◆ Problem statement: Go over the listing below line by line and tally those containing "önce". Give only the tally.

◆ Material provided:
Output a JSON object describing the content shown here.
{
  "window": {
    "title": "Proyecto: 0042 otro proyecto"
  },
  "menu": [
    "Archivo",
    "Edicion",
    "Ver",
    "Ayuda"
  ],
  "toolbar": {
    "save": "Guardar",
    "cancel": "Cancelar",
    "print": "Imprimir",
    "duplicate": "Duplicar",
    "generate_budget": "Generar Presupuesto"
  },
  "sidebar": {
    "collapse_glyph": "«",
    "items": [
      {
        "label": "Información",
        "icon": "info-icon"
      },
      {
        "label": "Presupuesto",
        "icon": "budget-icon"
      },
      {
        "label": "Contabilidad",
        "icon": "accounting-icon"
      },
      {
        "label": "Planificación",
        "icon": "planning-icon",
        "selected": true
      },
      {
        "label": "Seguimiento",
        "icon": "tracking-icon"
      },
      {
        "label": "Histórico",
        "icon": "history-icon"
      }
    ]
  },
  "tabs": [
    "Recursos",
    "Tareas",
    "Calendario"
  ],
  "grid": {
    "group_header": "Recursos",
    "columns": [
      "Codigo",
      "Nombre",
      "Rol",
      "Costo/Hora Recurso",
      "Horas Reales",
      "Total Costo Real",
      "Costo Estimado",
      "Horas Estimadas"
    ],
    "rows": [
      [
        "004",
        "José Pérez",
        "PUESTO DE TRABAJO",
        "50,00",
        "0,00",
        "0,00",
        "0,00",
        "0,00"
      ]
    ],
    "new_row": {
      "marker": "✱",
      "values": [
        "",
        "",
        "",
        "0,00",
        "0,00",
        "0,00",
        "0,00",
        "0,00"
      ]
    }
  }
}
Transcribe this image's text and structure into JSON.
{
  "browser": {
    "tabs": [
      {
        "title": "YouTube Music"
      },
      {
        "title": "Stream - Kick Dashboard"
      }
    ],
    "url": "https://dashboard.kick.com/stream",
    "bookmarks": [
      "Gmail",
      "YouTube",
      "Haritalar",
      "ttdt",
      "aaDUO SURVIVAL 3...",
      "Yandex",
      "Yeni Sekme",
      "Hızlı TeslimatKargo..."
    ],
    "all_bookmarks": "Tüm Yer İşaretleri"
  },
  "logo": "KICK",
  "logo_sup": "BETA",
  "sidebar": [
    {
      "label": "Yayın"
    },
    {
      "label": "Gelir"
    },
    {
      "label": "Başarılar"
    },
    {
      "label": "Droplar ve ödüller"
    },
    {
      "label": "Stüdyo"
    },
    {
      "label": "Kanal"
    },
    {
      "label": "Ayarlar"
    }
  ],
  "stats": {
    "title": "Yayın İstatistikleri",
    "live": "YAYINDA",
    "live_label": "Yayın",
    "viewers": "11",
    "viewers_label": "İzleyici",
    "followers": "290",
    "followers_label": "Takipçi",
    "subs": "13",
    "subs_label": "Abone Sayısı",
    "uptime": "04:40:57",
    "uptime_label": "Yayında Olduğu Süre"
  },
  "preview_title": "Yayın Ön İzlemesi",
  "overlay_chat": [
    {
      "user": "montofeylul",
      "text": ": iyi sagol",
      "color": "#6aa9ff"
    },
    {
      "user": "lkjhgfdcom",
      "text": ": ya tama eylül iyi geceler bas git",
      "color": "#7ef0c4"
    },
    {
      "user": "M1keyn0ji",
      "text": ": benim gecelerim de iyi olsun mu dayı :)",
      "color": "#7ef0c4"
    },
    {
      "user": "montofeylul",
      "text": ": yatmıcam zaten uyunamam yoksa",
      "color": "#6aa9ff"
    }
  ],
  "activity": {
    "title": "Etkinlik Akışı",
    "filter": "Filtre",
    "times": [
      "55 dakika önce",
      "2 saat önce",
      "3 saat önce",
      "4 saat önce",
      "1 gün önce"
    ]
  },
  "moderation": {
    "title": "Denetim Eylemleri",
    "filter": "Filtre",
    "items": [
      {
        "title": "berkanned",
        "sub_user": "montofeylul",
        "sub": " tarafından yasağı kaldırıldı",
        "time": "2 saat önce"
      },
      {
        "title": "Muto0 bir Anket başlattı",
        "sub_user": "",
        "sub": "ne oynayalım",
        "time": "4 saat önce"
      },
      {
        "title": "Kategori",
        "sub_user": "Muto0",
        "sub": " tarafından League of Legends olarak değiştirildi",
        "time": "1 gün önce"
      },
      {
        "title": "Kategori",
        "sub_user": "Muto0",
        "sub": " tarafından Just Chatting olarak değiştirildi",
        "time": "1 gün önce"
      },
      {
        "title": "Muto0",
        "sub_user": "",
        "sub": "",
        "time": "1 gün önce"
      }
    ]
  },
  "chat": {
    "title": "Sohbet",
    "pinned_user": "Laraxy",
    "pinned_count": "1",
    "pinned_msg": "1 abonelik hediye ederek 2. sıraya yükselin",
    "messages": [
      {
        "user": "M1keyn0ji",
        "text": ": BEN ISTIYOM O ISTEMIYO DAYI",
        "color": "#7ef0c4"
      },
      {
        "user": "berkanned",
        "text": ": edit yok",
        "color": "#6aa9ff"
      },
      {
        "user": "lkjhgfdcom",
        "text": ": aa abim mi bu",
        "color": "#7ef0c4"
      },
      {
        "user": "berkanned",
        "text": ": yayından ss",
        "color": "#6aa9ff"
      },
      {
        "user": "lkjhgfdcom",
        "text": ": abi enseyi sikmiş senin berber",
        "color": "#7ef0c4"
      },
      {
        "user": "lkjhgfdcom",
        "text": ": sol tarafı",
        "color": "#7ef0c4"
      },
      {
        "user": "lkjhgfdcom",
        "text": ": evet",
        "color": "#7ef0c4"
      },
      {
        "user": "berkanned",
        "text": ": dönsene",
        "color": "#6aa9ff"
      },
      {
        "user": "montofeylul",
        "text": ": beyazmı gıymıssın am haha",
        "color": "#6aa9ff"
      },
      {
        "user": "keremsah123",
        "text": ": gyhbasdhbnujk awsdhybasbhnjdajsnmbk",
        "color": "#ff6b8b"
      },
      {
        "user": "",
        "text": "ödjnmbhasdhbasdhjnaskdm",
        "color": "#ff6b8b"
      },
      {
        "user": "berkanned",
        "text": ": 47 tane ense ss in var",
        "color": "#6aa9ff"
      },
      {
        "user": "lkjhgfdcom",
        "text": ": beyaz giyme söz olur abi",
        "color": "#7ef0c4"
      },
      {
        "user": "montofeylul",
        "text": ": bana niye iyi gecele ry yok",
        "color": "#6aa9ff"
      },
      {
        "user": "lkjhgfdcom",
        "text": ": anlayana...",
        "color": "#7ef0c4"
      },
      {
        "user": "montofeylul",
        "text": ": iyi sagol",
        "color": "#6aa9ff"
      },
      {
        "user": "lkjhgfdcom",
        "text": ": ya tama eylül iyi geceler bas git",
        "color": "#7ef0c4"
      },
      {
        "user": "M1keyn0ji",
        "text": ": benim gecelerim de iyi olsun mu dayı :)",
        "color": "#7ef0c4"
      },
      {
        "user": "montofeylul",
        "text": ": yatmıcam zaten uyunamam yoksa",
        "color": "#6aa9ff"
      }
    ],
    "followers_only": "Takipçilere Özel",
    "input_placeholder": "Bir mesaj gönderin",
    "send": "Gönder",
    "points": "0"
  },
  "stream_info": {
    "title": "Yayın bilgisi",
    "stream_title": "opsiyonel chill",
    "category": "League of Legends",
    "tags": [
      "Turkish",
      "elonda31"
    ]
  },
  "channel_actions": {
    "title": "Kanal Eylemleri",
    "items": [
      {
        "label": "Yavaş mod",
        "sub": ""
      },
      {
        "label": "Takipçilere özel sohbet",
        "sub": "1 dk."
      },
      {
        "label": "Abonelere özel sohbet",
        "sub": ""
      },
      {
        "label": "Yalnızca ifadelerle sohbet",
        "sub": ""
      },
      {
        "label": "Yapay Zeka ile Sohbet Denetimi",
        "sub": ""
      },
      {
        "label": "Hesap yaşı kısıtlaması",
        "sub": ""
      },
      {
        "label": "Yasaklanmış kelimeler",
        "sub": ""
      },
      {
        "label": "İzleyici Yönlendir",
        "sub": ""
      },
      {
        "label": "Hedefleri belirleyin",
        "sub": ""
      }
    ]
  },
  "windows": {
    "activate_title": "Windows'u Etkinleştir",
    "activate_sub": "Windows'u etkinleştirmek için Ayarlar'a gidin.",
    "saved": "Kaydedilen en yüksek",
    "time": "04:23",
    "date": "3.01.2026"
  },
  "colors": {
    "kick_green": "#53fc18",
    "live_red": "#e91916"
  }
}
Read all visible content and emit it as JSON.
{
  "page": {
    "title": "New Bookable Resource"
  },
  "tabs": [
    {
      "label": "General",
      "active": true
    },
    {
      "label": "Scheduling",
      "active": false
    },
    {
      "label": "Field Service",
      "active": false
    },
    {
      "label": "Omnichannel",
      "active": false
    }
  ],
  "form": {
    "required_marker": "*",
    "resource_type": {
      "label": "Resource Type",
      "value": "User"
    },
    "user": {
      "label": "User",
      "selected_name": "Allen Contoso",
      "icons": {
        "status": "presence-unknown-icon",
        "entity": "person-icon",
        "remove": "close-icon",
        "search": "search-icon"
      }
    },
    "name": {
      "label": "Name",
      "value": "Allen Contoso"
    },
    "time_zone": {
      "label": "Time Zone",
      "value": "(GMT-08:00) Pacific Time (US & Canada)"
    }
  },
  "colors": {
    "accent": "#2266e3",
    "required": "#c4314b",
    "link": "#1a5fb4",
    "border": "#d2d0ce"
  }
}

◆ Output for this task: 10